The resurgence of interest in snowshoeing in the late 20th century was in some part due to snowboarders, who took to them as a way to reach backcountry powder bowls and other areas while they were still banned from most ski areas. Their similarities to snowboards, in shape and binding, led many of them to continue use even after snowboarders were allowed to use most ski slopes. Despite most ski areas now allowing snowboarders, there is a growing interest in backcountry and sidecountry snowboarding in the search for fresh powder. The recent development of splitboards has enabled snowboarders to access backcountry without the need for snowshoes.
Downhill skiers, too, found snowshoes useful in reaching the same areas.
Another popular expedition, particularly among hikers, is the “ski-shoe” trip combining a cross-country ski portion on a level, widetrail with a snowshoe up a less skiable section, usually to a mountain summit.
Runners have found that using light snowshoes allows them to continue exercising and racing during winter. Like their warm-weather counterparts, events cover all distances, from sprints of 100 m to the 100 km “Iditashoe.” There are even hurdle events.
Snowshoe segments have become common in many multi-sport events and adventure races, including a required snowshoe segment in the winter quadrathlon. Some competitors in those events like Sally Edwards and Tom Sobal have emerged as stars.
While snowshoe racing has probably been around as long as there have been snowshoes, as an organized sport it is relatively new. The United States Snowshoe Association was founded in 1977 to serve as a governing body for competitive snowshoeing. It is headquartered in Corinth, New York, which considers itself the “Snowshoe Capital of the World” as a result.
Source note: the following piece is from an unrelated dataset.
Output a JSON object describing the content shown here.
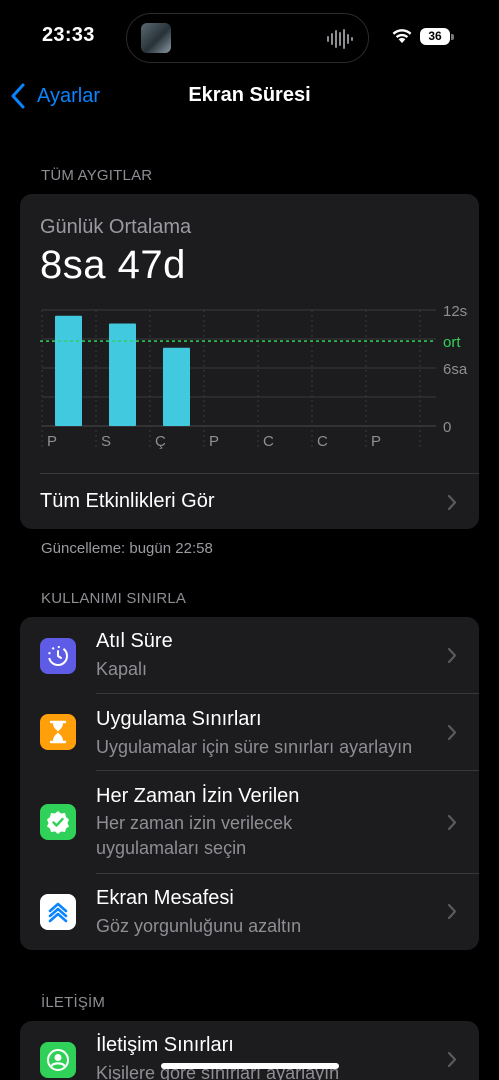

Similar organizations, such as the European Snowshoe Committee and Japan‘s Chikyu Network, exist in other countries and there is an international competitive level as well.
Reference: Wikipedia Snowshoeing